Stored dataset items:
######

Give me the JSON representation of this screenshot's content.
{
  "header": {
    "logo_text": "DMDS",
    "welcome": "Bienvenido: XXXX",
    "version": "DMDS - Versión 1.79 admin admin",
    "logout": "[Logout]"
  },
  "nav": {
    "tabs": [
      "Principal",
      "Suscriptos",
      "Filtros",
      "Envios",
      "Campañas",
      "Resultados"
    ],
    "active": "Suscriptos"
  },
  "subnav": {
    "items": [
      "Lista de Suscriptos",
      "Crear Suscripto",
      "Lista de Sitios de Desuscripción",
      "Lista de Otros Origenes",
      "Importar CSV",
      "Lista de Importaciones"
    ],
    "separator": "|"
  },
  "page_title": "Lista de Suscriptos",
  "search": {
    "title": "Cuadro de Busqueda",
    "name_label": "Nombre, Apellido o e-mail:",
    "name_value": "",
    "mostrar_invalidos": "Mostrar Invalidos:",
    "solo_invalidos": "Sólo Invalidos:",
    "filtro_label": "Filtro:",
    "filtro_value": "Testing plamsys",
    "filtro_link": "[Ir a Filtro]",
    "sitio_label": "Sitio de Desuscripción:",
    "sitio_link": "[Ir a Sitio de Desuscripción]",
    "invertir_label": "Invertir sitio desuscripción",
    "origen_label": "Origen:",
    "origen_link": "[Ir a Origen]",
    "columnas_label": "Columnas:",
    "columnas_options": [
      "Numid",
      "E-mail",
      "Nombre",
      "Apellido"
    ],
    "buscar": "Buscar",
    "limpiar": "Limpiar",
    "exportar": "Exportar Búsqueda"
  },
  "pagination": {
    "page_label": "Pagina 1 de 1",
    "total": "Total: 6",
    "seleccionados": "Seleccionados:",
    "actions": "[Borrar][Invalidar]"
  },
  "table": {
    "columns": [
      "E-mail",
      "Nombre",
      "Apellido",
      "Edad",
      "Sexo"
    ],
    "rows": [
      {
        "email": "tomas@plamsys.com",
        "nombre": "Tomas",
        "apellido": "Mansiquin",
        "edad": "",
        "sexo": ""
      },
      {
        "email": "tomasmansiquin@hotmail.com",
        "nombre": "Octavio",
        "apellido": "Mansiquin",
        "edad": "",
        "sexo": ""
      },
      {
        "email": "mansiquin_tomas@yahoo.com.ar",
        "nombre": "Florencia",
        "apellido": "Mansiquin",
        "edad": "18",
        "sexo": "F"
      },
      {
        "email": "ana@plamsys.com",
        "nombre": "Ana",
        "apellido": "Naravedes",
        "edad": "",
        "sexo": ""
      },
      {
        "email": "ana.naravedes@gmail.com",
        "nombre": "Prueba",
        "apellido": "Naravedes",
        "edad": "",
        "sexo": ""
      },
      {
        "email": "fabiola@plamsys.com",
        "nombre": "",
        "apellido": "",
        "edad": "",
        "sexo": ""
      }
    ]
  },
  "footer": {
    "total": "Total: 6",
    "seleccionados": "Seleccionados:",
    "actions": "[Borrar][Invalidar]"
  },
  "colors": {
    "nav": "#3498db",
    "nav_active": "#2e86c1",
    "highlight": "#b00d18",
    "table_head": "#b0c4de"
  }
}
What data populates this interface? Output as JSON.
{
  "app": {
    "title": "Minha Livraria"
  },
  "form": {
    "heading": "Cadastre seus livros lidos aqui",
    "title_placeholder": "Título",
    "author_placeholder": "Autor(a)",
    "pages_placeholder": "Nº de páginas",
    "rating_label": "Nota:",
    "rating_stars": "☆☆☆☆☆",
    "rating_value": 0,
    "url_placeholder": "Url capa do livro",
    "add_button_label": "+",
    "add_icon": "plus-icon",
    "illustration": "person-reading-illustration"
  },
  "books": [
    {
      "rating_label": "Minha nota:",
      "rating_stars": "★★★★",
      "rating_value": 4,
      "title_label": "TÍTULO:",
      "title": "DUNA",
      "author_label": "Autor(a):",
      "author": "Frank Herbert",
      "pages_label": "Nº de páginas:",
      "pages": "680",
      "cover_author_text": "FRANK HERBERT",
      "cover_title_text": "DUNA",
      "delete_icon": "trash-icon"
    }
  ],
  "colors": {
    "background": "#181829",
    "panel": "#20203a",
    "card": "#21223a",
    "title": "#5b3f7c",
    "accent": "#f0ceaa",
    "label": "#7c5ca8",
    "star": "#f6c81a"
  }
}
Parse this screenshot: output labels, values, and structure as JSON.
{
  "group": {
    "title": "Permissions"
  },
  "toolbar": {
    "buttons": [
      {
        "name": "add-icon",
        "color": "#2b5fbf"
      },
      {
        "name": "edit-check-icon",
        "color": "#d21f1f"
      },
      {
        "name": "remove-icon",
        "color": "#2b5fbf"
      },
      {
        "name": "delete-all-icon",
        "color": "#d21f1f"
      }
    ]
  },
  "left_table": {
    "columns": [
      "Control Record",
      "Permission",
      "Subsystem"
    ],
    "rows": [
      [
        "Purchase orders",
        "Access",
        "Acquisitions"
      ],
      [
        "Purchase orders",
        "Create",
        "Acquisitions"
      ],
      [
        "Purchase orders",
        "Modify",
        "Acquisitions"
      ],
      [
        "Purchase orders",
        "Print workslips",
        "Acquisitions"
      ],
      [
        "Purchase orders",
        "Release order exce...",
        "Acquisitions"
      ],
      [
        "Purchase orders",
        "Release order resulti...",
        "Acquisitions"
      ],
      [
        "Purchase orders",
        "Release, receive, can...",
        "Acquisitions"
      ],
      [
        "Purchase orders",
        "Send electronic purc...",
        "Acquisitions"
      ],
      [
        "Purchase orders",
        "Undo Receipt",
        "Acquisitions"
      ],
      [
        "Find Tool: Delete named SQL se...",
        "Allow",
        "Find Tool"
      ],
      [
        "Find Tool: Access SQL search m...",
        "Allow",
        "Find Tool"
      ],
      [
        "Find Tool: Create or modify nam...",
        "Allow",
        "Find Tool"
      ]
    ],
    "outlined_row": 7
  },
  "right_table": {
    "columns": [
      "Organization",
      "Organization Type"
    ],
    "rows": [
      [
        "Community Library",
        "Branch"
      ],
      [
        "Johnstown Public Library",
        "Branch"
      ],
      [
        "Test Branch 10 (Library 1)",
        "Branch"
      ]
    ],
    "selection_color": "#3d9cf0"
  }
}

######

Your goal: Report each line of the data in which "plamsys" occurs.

Output below:
    "filtro_value": "Testing plamsys",
        "email": "tomas@plamsys.com",
        "email": "ana@plamsys.com",
        "email": "fabiola@plamsys.com",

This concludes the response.